Threats like phishing and document format vulnerabilities have continued to expand even as IT users have generally made improvements in their security systems.

This is one of the findings of the The IBM X-Force Report, which also reveals three main threats that demonstrate how attackers increasingly targeted people using the Internet for monetary gain or data theft: the number of new malicious Web links has skyrocketed globally in the past year; phishing activity, in which an attacker attempts to acquire sensitive information by masquerading as a legitimate organisation, also increased dramatically in the second half of 2009; and vulnerability disclosures for document readers and editors continued to soar, specifically with Portable Document Format (PDF) documents.
The IBM X-Force 2009 Trend and Risk Report also finds that:

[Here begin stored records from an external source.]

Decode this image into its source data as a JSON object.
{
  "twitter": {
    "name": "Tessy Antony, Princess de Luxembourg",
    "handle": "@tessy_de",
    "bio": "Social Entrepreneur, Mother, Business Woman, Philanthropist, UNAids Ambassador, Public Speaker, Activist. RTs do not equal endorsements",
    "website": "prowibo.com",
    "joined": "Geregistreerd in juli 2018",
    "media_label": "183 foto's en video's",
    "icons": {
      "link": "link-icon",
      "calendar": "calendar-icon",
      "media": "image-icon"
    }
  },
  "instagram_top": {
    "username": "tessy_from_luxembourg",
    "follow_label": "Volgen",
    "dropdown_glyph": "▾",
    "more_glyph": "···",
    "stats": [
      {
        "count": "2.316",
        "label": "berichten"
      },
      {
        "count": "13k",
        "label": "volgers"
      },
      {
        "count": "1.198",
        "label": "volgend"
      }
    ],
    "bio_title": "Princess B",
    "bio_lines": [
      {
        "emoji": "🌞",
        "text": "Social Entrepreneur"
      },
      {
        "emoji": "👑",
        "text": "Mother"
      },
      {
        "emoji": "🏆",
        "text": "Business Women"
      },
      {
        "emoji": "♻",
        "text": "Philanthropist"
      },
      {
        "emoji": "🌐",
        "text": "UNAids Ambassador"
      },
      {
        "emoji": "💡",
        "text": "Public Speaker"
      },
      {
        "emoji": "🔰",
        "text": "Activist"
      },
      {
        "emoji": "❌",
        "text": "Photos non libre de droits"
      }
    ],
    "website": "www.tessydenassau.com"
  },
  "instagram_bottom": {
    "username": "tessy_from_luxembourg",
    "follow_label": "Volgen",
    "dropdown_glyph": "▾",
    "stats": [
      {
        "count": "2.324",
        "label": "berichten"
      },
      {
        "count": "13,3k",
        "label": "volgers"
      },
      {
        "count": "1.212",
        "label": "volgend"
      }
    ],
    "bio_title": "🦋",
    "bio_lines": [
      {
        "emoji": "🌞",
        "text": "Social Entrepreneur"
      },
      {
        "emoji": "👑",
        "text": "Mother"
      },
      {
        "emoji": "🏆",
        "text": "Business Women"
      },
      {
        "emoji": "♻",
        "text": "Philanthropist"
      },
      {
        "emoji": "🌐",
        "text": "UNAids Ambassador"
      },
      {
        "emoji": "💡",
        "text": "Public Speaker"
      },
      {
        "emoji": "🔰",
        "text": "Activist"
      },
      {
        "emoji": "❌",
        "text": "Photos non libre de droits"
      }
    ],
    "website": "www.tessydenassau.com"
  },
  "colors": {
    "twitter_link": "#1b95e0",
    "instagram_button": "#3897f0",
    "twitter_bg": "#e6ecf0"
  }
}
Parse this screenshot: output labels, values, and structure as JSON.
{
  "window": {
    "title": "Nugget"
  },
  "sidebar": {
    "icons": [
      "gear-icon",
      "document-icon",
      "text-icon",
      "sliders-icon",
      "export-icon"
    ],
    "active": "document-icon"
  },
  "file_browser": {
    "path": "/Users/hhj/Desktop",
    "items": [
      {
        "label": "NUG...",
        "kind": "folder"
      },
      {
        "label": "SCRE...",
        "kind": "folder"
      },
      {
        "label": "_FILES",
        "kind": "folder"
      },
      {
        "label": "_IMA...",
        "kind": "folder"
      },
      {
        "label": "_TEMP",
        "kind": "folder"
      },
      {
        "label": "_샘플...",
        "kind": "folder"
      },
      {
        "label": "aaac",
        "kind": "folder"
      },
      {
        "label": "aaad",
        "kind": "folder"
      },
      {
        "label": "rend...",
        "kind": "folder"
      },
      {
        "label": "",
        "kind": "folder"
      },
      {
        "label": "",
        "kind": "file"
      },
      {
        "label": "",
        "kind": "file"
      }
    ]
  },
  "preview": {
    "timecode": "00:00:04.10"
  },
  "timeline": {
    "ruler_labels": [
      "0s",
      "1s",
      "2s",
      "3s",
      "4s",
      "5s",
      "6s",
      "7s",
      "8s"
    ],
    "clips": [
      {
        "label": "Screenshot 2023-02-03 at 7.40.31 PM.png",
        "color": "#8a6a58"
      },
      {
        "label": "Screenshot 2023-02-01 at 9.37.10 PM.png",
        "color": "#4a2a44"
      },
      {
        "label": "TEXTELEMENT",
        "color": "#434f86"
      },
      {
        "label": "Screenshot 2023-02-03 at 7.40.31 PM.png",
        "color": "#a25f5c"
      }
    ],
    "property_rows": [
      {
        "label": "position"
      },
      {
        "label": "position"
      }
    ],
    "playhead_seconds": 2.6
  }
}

* New vulnerabilities have decreased but are still at record levels. Overall, 6 601 new vulnerabilities were discovered in 2009, an 11% decrease over 2008. The report indicates declines in the largest categories of vulnerabilities such as SQL Injection, in which criminals inject malicious code into legitimate Web sites, and ActiveX, an Internet Explorer plug-in to help with tasks, may indicate some of the more easily discovered vulnerabilities in these classes have been eliminated and security is improving.
* Critical and high vulnerabilities with no patch have decreased significantly year-over-year in several key product categories. Vulnerabilities with Web browsers and document readers and editors with no patch have decreased, which indicates that software vendors have become more responsive to security issues.
* Vulnerability disclosures for document readers and editors and multimedia applications are climbing dramatically. 2009 saw more than 50% more vulnerability disclosures for these categories versus 2008.
* New malicious Web links have skyrocketed globally. The number has increased by 345% compared to 2008.  This trend is further proof that attackers are successful at both the hosting of malicious Web pages and that Web browser-related vulnerabilities and exploitation are likely netting a serious return.
* Web app vulnerabilities continue to be the largest category of security disclosures.  The number of Web application vulnerabilities found by organizations has not decreased or become less of a threat. Forty-nine percent of all vulnerabilities are related to Web applications, with cross-site scripting disclosures surpassing SQL injection to take the top spot. Sixty-seven percent of web application vulnerabilities had no patch available at the end of 2009.
* Attacks on the Web using obfuscation increased significantly. Often launched using automated exploit toolkits, many attacks use obfuscation – an attempt to hide these exploits in documents and Web pages – to avoid detection by security software. IBM Managed Security Services detected three to four times the number of obfuscated attacks in 2009 versus 2008.
* Phishing rates dipped mid-year but rose dramatically in the last half of 2009. Brazil, the US and Russia were the countries where most malicious attacks originated, supplanting Spain, Italy and South Korea at the top in the 2008 report.
* Phishing still takes advantage of the financial industry to target consumers. While some phishing scams target logins and passwords, others attempt to entice victims into entering detailed personal information by posing as government institutions. By industry, 61% of phishing emails purport to be sent by financial institutions, whereas 20% purport to come from government organisations.
"Despite the ever-changing threat landscape, this report indicates that overall, vendors are doing a better job responding to security vulnerabilities," says Tom Cross, manager of IBM X-Force Research. "However, attackers have clearly not been deterred, as the use of malicious exploit code in Web sites is expanding at a dramatic rate."